#### Excerpts from an interface dataset
◇ ◇ ◇ ◇

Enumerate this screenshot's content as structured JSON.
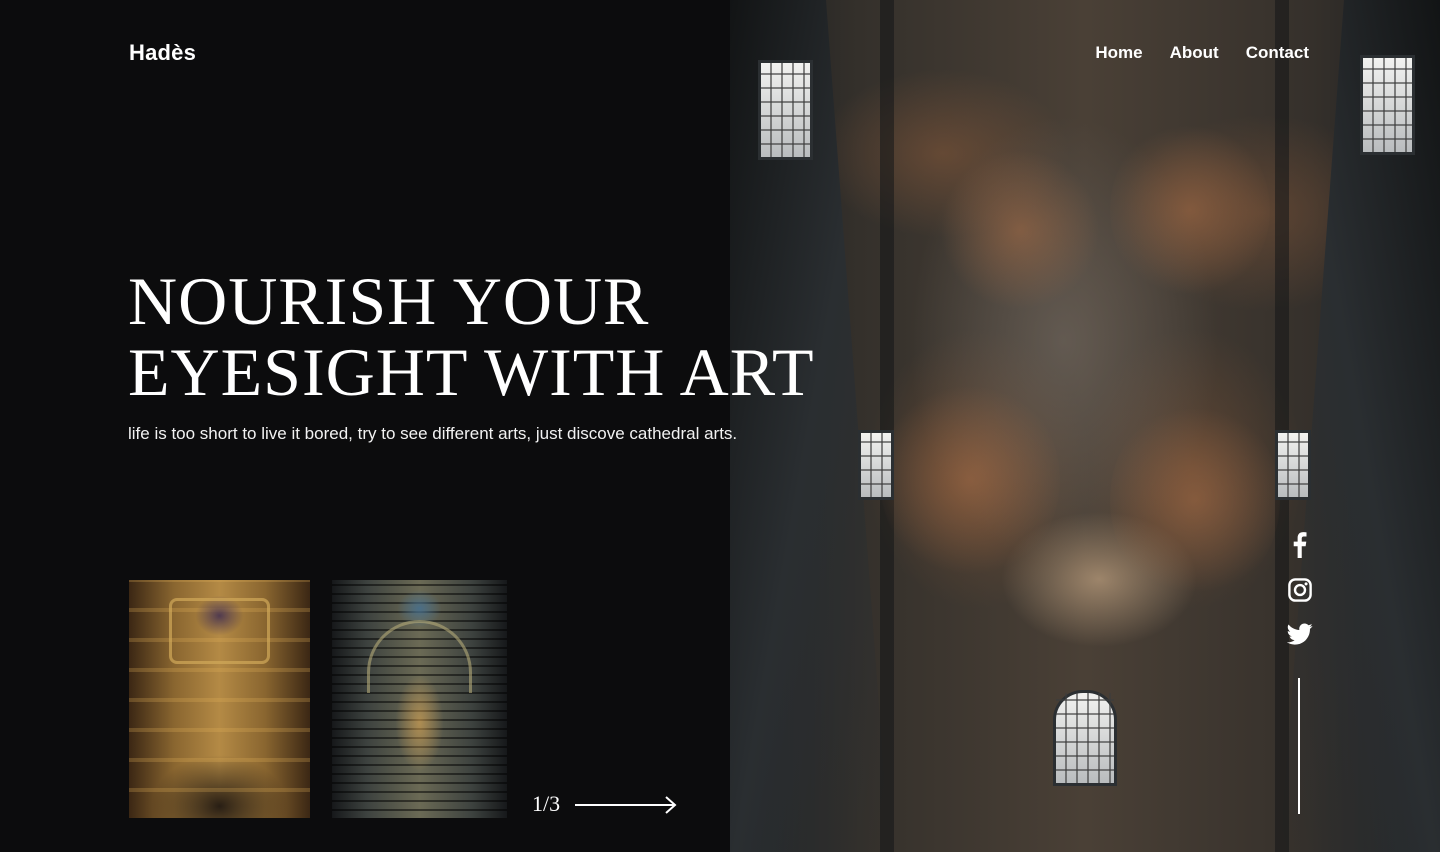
{
  "header": {
    "logo": "Hadès",
    "nav": [
      {
        "label": "Home"
      },
      {
        "label": "About"
      },
      {
        "label": "Contact"
      }
    ]
  },
  "hero": {
    "title_line1": "NOURISH YOUR",
    "title_line2": "EYESIGHT WITH ART",
    "subtitle": "life is too short to live it bored, try to see different arts, just discove cathedral arts.",
    "image_alt": "baroque cathedral ceiling fresco"
  },
  "gallery": {
    "thumbnails": [
      {
        "alt": "gilded palace gallery hall"
      },
      {
        "alt": "cathedral nave with pews"
      }
    ],
    "pager": "1/3",
    "next_icon": "arrow-right-icon"
  },
  "social": {
    "icons": [
      "facebook-icon",
      "instagram-icon",
      "twitter-icon"
    ]
  },
  "colors": {
    "background": "#0c0c0d",
    "text": "#ffffff"
  }
}
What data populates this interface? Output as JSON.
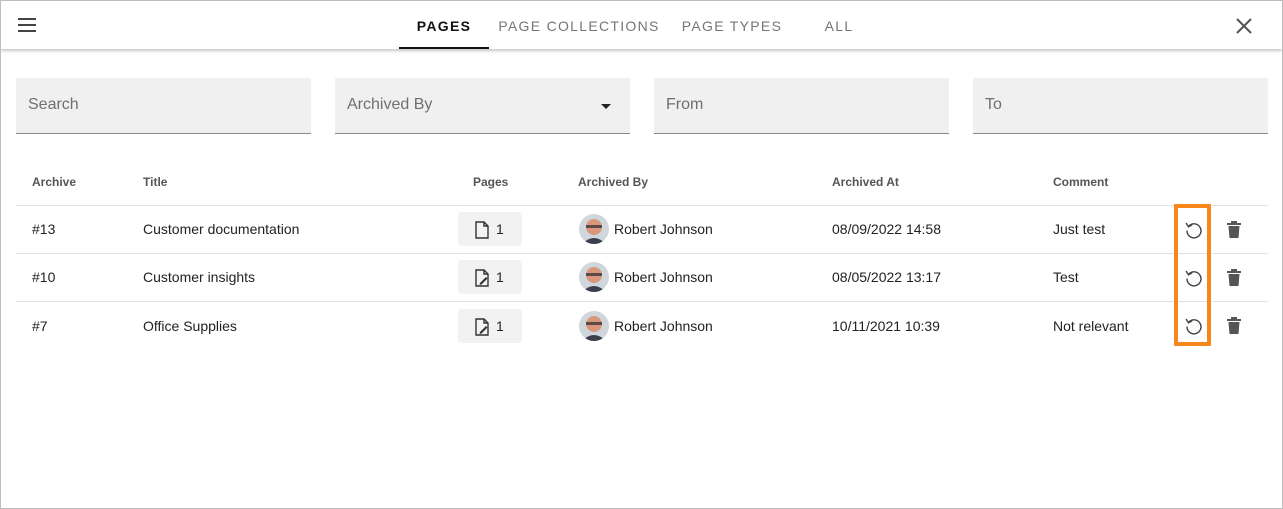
{
  "topbar": {
    "tabs": [
      {
        "label": "PAGES",
        "active": true
      },
      {
        "label": "PAGE COLLECTIONS",
        "active": false
      },
      {
        "label": "PAGE TYPES",
        "active": false
      },
      {
        "label": "ALL",
        "active": false
      }
    ],
    "menu_icon": "hamburger-menu-icon",
    "close_icon": "close-icon"
  },
  "filters": {
    "search_placeholder": "Search",
    "archived_by_placeholder": "Archived By",
    "from_placeholder": "From",
    "to_placeholder": "To"
  },
  "table": {
    "headers": {
      "archive": "Archive",
      "title": "Title",
      "pages": "Pages",
      "archived_by": "Archived By",
      "archived_at": "Archived At",
      "comment": "Comment"
    },
    "rows": [
      {
        "archive": "#13",
        "title": "Customer documentation",
        "pages": "1",
        "archived_by": "Robert Johnson",
        "archived_at": "08/09/2022 14:58",
        "comment": "Just test"
      },
      {
        "archive": "#10",
        "title": "Customer insights",
        "pages": "1",
        "archived_by": "Robert Johnson",
        "archived_at": "08/05/2022 13:17",
        "comment": "Test"
      },
      {
        "archive": "#7",
        "title": "Office Supplies",
        "pages": "1",
        "archived_by": "Robert Johnson",
        "archived_at": "10/11/2021 10:39",
        "comment": "Not relevant"
      }
    ]
  },
  "colors": {
    "highlight": "#f7871b",
    "field_bg": "#f0f0f0",
    "active_tab": "#111111"
  }
}
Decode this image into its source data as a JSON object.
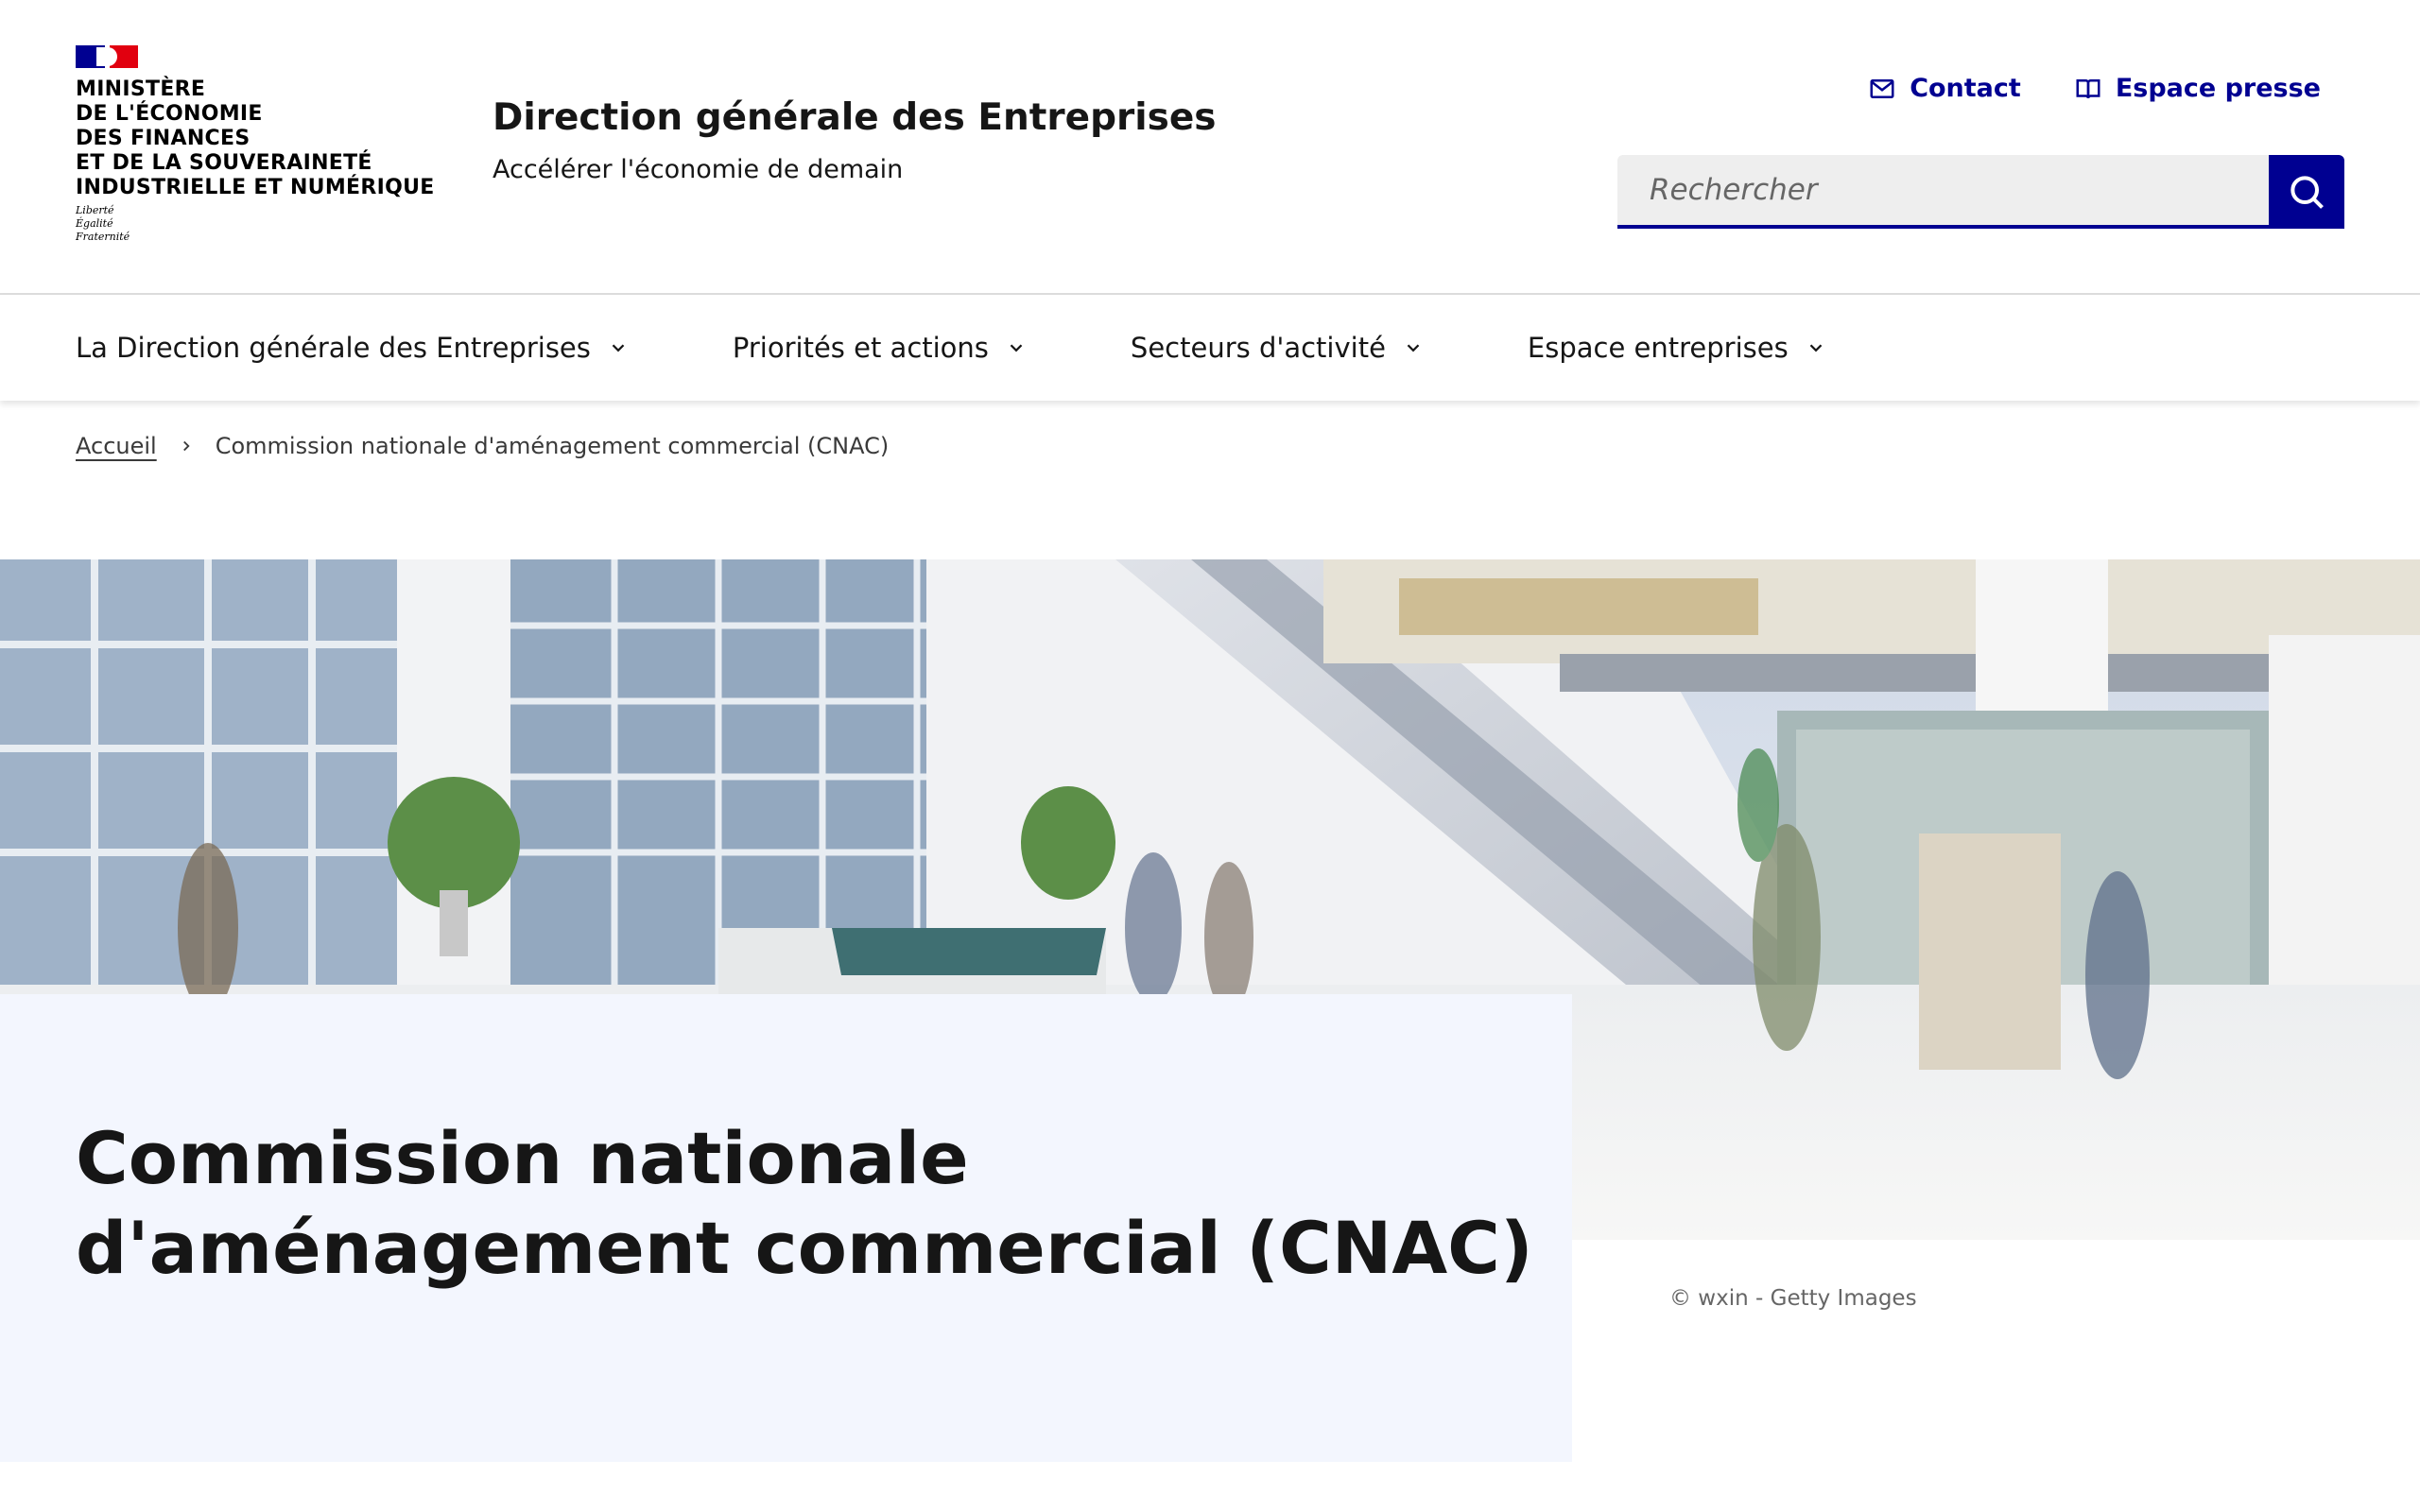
{
  "header": {
    "ministry_lines": [
      "MINISTÈRE",
      "DE L'ÉCONOMIE",
      "DES FINANCES",
      "ET DE LA SOUVERAINETÉ",
      "INDUSTRIELLE ET NUMÉRIQUE"
    ],
    "motto_lines": [
      "Liberté",
      "Égalité",
      "Fraternité"
    ],
    "service_title": "Direction générale des Entreprises",
    "service_tagline": "Accélérer l'économie de demain",
    "tools": [
      {
        "label": "Contact",
        "icon": "mail-icon"
      },
      {
        "label": "Espace presse",
        "icon": "book-icon"
      }
    ],
    "search": {
      "placeholder": "Rechercher",
      "icon": "search-icon"
    }
  },
  "nav": {
    "items": [
      {
        "label": "La Direction générale des Entreprises",
        "icon": "chevron-down-icon"
      },
      {
        "label": "Priorités et actions",
        "icon": "chevron-down-icon"
      },
      {
        "label": "Secteurs d'activité",
        "icon": "chevron-down-icon"
      },
      {
        "label": "Espace entreprises",
        "icon": "chevron-down-icon"
      }
    ]
  },
  "breadcrumb": {
    "home": "Accueil",
    "current": "Commission nationale d'aménagement commercial (CNAC)"
  },
  "hero": {
    "title": "Commission nationale d'aménagement commercial (CNAC)",
    "image_credit": "© wxin - Getty Images"
  },
  "colors": {
    "brand_blue": "#000091",
    "brand_red": "#e1000f",
    "panel_bg": "#f3f6fe",
    "text": "#161616"
  }
}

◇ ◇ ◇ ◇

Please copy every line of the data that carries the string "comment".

#### OUTPUT FOR THIS EXERCISE
      "comment": "Comment"
        "comment": "Just test"
        "comment": "Test"
        "comment": "Not relevant"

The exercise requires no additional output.